_Dataset records_
========================================================================

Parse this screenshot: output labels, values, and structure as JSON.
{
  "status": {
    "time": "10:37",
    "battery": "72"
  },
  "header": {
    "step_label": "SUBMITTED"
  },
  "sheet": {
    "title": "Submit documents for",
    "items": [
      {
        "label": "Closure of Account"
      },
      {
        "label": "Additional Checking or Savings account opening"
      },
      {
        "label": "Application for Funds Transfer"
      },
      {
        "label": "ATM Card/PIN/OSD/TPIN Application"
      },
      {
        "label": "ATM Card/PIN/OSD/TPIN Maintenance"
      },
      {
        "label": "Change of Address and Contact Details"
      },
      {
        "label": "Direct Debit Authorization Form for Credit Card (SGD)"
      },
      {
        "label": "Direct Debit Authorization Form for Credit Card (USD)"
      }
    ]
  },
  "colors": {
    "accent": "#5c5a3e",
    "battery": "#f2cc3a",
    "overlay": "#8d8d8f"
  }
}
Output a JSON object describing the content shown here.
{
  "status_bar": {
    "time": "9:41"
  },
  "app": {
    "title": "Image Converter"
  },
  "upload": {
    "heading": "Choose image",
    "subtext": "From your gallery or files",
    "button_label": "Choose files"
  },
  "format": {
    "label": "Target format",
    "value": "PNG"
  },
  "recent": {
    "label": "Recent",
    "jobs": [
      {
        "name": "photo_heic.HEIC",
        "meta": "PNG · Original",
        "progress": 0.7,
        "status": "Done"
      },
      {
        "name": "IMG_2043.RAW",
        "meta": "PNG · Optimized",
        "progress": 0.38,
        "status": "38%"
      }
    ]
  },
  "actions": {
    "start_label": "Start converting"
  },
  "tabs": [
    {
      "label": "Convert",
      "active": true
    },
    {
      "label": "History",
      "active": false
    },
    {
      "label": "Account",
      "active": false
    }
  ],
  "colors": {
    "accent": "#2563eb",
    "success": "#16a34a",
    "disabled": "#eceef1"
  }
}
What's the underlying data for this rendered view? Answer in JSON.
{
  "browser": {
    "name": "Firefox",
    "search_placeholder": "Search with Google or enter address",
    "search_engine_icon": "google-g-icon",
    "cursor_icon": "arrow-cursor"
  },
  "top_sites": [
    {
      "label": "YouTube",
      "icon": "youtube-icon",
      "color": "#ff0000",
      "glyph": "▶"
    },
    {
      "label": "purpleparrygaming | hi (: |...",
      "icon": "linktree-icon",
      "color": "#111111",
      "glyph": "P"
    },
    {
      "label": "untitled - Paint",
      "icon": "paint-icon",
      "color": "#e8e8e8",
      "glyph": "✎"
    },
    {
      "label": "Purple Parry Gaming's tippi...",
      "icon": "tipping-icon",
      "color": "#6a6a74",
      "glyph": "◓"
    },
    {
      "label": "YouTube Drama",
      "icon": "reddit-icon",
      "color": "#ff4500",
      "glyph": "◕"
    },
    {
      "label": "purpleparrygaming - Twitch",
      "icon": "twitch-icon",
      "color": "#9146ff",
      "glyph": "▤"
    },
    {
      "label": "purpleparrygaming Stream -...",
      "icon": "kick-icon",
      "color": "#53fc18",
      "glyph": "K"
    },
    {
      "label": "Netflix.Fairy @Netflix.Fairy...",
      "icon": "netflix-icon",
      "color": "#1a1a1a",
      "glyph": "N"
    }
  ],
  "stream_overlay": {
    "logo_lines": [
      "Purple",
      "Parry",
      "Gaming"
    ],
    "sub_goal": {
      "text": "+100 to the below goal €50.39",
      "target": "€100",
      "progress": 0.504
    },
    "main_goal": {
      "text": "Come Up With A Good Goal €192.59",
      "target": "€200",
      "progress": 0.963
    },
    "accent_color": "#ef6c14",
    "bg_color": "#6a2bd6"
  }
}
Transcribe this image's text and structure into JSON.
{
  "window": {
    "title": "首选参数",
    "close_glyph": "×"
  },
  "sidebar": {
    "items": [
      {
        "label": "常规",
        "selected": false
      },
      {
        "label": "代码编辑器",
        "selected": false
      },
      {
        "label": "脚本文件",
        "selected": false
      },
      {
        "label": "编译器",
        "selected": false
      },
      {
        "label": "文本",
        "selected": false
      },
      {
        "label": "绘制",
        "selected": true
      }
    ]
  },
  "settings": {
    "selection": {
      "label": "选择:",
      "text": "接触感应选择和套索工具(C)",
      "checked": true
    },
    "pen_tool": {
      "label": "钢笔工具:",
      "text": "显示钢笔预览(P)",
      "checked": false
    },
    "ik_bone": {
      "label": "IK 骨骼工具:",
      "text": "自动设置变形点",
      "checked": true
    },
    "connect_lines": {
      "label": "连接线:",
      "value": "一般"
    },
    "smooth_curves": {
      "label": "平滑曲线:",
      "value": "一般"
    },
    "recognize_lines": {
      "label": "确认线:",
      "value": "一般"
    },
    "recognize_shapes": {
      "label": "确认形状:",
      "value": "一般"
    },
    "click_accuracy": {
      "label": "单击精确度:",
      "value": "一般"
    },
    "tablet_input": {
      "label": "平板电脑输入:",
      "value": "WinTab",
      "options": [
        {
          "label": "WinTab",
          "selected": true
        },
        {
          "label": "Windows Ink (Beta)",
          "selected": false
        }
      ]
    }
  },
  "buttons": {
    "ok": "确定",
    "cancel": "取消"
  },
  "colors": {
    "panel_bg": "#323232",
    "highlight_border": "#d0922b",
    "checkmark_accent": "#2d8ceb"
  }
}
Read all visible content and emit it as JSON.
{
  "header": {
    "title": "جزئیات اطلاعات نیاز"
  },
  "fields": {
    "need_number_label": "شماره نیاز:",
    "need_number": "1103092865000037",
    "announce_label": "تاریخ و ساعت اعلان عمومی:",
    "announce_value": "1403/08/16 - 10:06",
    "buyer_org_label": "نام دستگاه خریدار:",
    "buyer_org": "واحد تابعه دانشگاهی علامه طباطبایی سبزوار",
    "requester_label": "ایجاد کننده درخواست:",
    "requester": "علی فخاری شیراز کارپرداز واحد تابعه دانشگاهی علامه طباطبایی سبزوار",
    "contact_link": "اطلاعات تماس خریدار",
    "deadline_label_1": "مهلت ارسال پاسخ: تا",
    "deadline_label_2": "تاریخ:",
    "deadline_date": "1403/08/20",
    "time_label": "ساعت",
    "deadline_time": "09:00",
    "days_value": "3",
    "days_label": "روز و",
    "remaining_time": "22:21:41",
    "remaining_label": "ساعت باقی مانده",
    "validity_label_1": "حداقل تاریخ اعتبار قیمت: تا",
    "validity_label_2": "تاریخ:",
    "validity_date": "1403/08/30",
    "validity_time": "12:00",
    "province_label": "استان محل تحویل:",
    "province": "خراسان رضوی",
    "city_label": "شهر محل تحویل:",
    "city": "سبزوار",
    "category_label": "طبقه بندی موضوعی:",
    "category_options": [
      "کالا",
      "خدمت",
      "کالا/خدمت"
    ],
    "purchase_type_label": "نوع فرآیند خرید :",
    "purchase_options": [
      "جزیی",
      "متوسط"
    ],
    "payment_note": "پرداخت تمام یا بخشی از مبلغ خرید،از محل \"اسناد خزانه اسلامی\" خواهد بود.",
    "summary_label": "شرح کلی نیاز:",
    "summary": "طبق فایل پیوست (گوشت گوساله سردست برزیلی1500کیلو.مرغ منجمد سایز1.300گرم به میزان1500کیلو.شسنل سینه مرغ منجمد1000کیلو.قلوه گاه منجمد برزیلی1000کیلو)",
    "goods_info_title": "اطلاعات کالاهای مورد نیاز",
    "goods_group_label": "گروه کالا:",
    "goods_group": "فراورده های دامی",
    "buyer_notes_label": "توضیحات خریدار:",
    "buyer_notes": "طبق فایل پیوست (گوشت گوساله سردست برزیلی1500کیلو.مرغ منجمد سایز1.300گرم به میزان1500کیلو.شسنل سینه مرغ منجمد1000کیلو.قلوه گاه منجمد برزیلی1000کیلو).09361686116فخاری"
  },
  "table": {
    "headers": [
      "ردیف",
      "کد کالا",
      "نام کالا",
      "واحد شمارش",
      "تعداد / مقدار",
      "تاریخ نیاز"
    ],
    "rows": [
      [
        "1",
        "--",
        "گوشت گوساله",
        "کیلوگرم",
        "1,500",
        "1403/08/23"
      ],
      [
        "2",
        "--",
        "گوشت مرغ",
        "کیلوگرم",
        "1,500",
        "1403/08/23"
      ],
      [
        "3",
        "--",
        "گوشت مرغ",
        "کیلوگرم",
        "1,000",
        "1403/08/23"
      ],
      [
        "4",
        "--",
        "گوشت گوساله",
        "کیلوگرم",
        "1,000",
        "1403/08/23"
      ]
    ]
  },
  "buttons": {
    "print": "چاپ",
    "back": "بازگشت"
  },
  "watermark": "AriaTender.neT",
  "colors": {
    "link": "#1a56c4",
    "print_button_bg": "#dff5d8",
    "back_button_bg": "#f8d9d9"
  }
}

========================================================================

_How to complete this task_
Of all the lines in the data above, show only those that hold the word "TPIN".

_The answer_
        "label": "ATM Card/PIN/OSD/TPIN Application"
        "label": "ATM Card/PIN/OSD/TPIN Maintenance"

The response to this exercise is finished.